Thirdly, the author was putting up a sophisticated attempt to bring the ‘just war’ doctrine without naming it. She claims, “now that the option of the armed struggle has failed the Tamils for the present” and asserts, “history shows that nowhere in the world a non-violent movement succeeded on its own”. Then her argument gets into bizarre and mystical terrain; non-violence is “more about maintaining a righteous frame of mind rather than about the action of not using arms”. The problem with the ‘just war’ doctrine is that it was the refuge of every warmonger in history, including Gotabaya Rajapaksa.
Her nitpicking of ITAK/TNA’s commitment to non-violence is more polemic than any substance. She ridicules the ITAK/TNA: “It is hilarious to listen to pompous statements issued by them on being “non violent” which is basically saying that they are prepared to talk with the government, as they have been saying for the past 60 years.

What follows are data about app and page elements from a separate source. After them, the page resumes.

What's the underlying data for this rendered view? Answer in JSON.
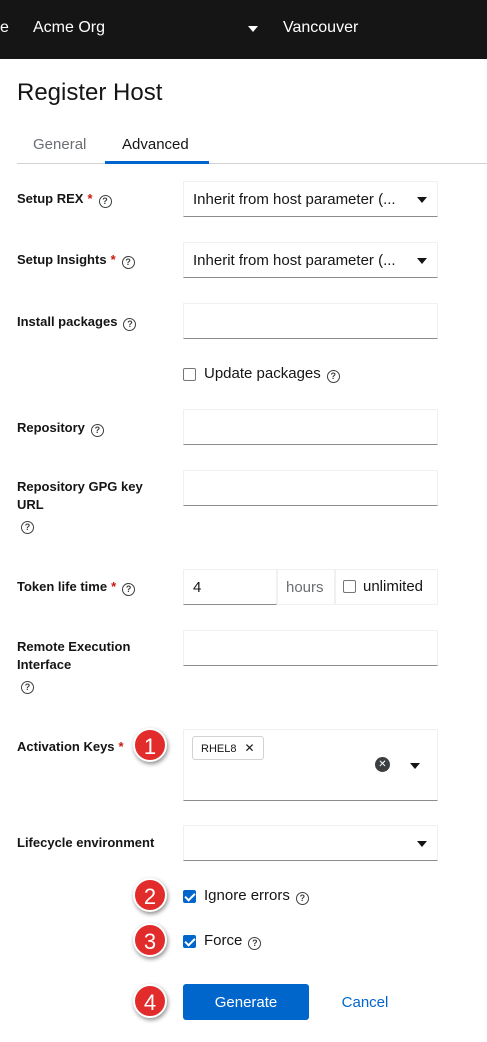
{
  "topbar": {
    "prev_fragment": "e",
    "organization": "Acme Org",
    "location": "Vancouver"
  },
  "page_title": "Register Host",
  "tabs": [
    {
      "label": "General",
      "active": false
    },
    {
      "label": "Advanced",
      "active": true
    }
  ],
  "fields": {
    "setup_rex": {
      "label": "Setup REX",
      "required": true,
      "value": "Inherit from host parameter (..."
    },
    "setup_insights": {
      "label": "Setup Insights",
      "required": true,
      "value": "Inherit from host parameter (..."
    },
    "install_packages": {
      "label": "Install packages",
      "value": ""
    },
    "update_packages": {
      "label": "Update packages",
      "checked": false
    },
    "repository": {
      "label": "Repository",
      "value": ""
    },
    "repository_gpg_key_url": {
      "label_line1": "Repository GPG key",
      "label_line2": "URL",
      "value": ""
    },
    "token_life_time": {
      "label": "Token life time",
      "required": true,
      "value": "4",
      "unit": "hours",
      "unlimited_label": "unlimited",
      "unlimited_checked": false
    },
    "remote_execution_interface": {
      "label_line1": "Remote Execution",
      "label_line2": "Interface",
      "value": ""
    },
    "activation_keys": {
      "label": "Activation Keys",
      "required": true,
      "chips": [
        "RHEL8"
      ]
    },
    "lifecycle_environment": {
      "label": "Lifecycle environment",
      "value": ""
    },
    "ignore_errors": {
      "label": "Ignore errors",
      "checked": true
    },
    "force": {
      "label": "Force",
      "checked": true
    }
  },
  "required_marker": "*",
  "help_glyph": "?",
  "chip_remove_glyph": "✕",
  "clear_glyph": "✕",
  "buttons": {
    "generate": "Generate",
    "cancel": "Cancel"
  },
  "annotations": [
    "1",
    "2",
    "3",
    "4"
  ],
  "colors": {
    "topbar_bg": "#151515",
    "primary": "#0066cc",
    "required": "#c9190b",
    "annotation_badge": "#e22b2b"
  }
}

Conducting talks with the government is not practicing non violence by any stretch of our imagination.”
The ITAK/TNA talking with the government of the day could be the only sensible policy translation of a non-violence politics, what is “hilarious” in that? On the other hand, the ITAK/TNA is so far resisting pressures to join the Parliamentary Select Committee, on a principled position. Hence, it cannot be claimed, that the ITAK/TNA is meekly surrendering to the government demands. Towards the end, she writes, confounding further, “ITAK and the other constituent Tamil parties of the TNA come forward with honesty of purpose and the willingness to change their entire approach to political engagement with the government of Sri Lanka and the Sinhala people”. The authorial intention of the above mentioned words are not clear at all, on what kind of “approach” and “engagement” she expects from the ITAK/TNA.

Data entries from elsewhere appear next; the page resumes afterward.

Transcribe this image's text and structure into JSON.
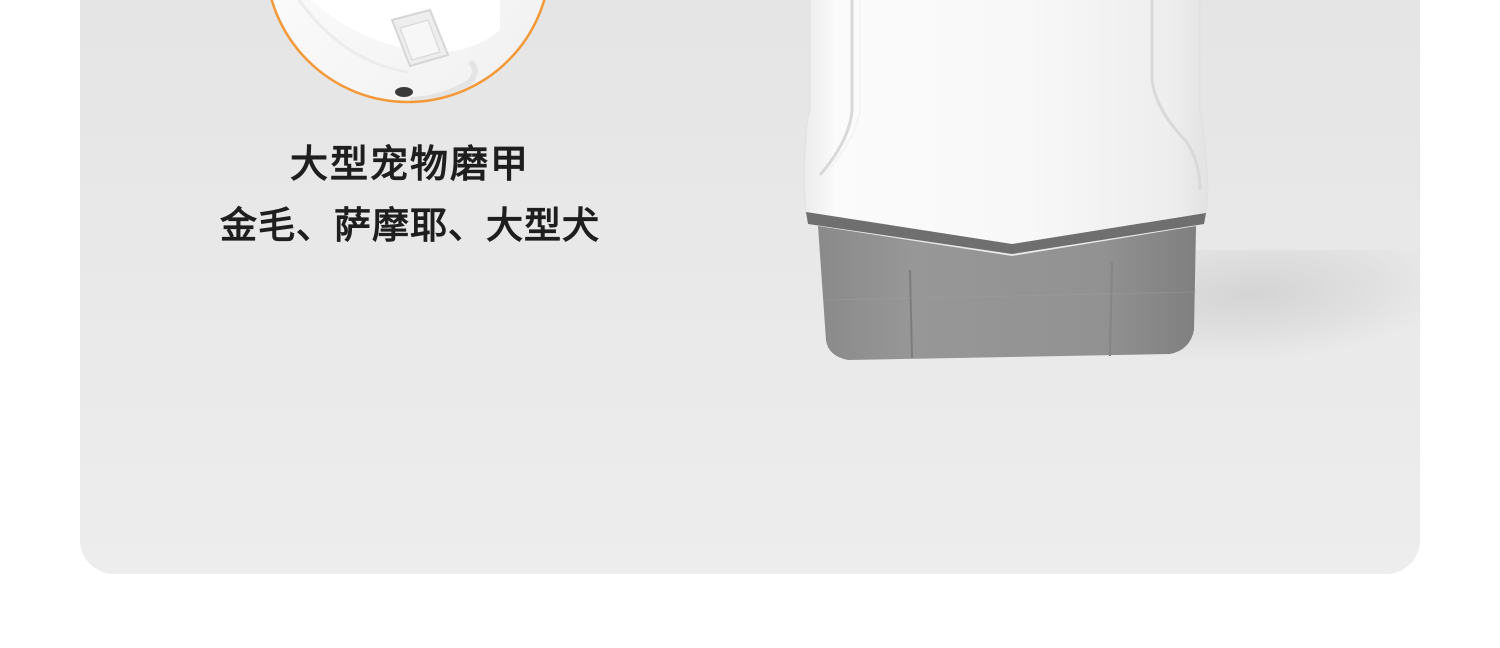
{
  "caption": {
    "title": "大型宠物磨甲",
    "subtitle": "金毛、萨摩耶、大型犬"
  },
  "colors": {
    "panel_background": "#e6e6e6",
    "page_background": "#ffffff",
    "inset_ring": "#f29a3a",
    "device_body": "#f7f7f7",
    "device_base": "#8e8e8e",
    "text": "#1e1e1e"
  },
  "icons": {
    "inset_image": "detail-lens-grinder-closeup",
    "product_image": "nail-grinder-device"
  }
}
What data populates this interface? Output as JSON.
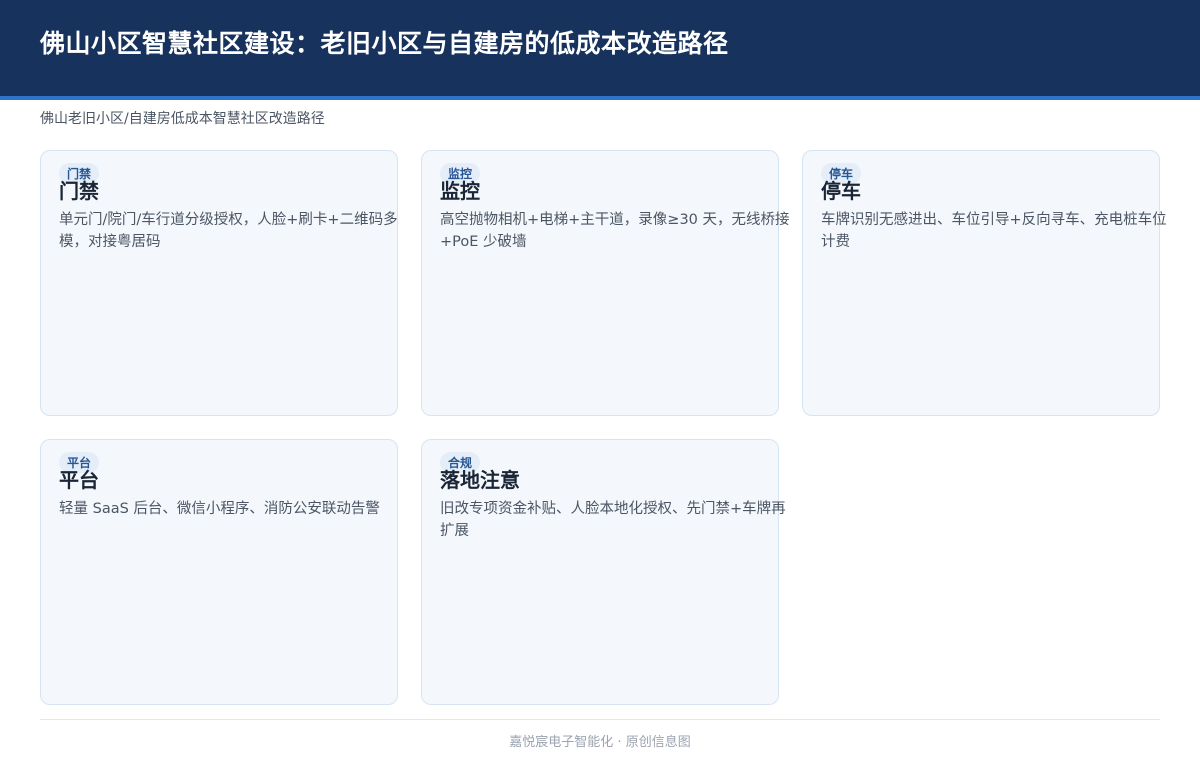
{
  "header": {
    "title": "佛山小区智慧社区建设：老旧小区与自建房的低成本改造路径"
  },
  "subtitle": "佛山老旧小区/自建房低成本智慧社区改造路径",
  "cards": [
    {
      "badge": "门禁",
      "title": "门禁",
      "desc": "单元门/院门/车行道分级授权，人脸+刷卡+二维码多模，对接粤居码"
    },
    {
      "badge": "监控",
      "title": "监控",
      "desc": "高空抛物相机+电梯+主干道，录像≥30 天，无线桥接+PoE 少破墙"
    },
    {
      "badge": "停车",
      "title": "停车",
      "desc": "车牌识别无感进出、车位引导+反向寻车、充电桩车位计费"
    },
    {
      "badge": "平台",
      "title": "平台",
      "desc": "轻量 SaaS 后台、微信小程序、消防公安联动告警"
    },
    {
      "badge": "合规",
      "title": "落地注意",
      "desc": "旧改专项资金补贴、人脸本地化授权、先门禁+车牌再扩展"
    }
  ],
  "footer": "嘉悦宸电子智能化 · 原创信息图",
  "colors": {
    "header_bg": "#17325c",
    "header_accent": "#2d73c8",
    "card_bg": "#f4f8fc",
    "card_border": "#d6e3f2",
    "badge_text": "#1c4f8f"
  }
}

There are profound contradictions in her writing; on the one hand, she defends the LTTE’s legacy in toto unapologetically and justifies ‘just war’ doctrine and on the other hand she denounces the statist international system and urges the ITAK/TNA to “envision” for a “new world order”. Her discussion on non-violence is entirely polemical against ITAK/TNA.
After the end of war in 2009, the ITAK/TNA or any other Tamil political party has to build-up their cadre base and the party infrastructure from scratch, in the backdrop of an intimidating military occupation, continuing brain drain in Tamil land, and a war-battered society. Hence it will take time to build a democratic body politic grounded in ‘the people’. The more serious issue here is that the Eelam Tamils should sincerely conduct introspection into our social fabric and honestly confront the evils of our society, in order to transform into a progressive and ethic-based democratic body politic. Effectively, there should be a process of reconciliation must be happening within the Tamil body politic, and any attempt to discredit and ignore the dissenting voices, wont succeed and in fact it may endanger the whole architecture of Tamil nation building project. Ominously, there is a strong tendency to push – a particular set of ideas and solutions – “down the throats of the Tamil people”  [in author’s words] by the Jaffna bourgeois elite.

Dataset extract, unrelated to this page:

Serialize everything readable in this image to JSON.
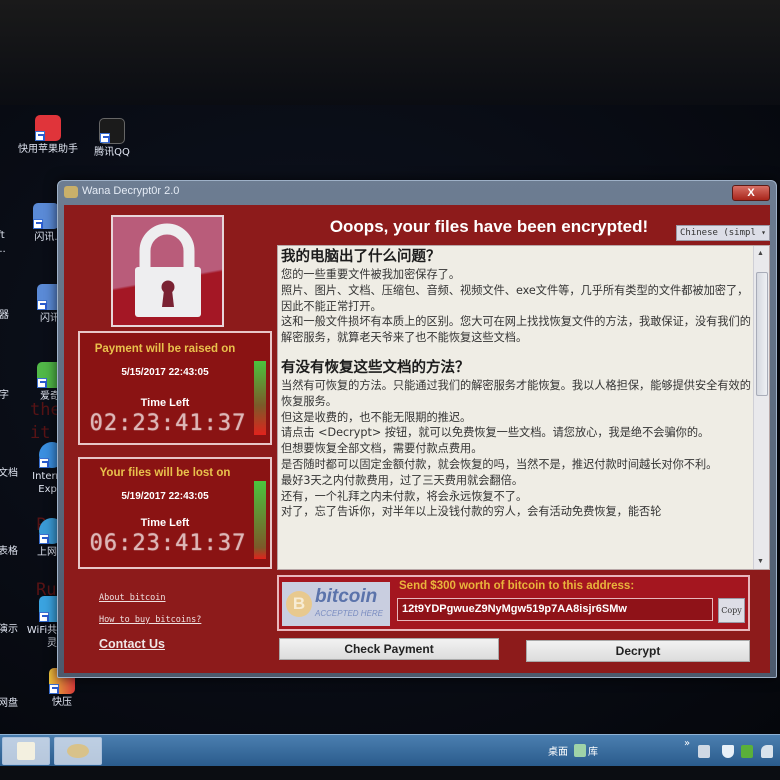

1] http://groundviews.org/2011/07/27/exclusive-interview-with-tna-mp-suresh-premachandran-on-the-lg-elections-parliamentary-select-committee-and-political-solution/ *** http://www.tamilwin.com/show-RUmryETbhFKWi.html
4] http://www.youtube.com/watch?v=2T4nQljK90o *** http://www.tamilnet.com/art.html?catid=13&artid=24300
7] http://www.du.edu/korbel/hrhw/roundtable/2012/panel-b/10-2012/cunliffe-2012a.html ***
*Krishna Kalaichelvan (anapayan) is a UK based commentator on Sri Lankan and South-Asian politics, global health and international security, he is a medical doctor by training. His writings may be accessed via anapayan.wordpress.com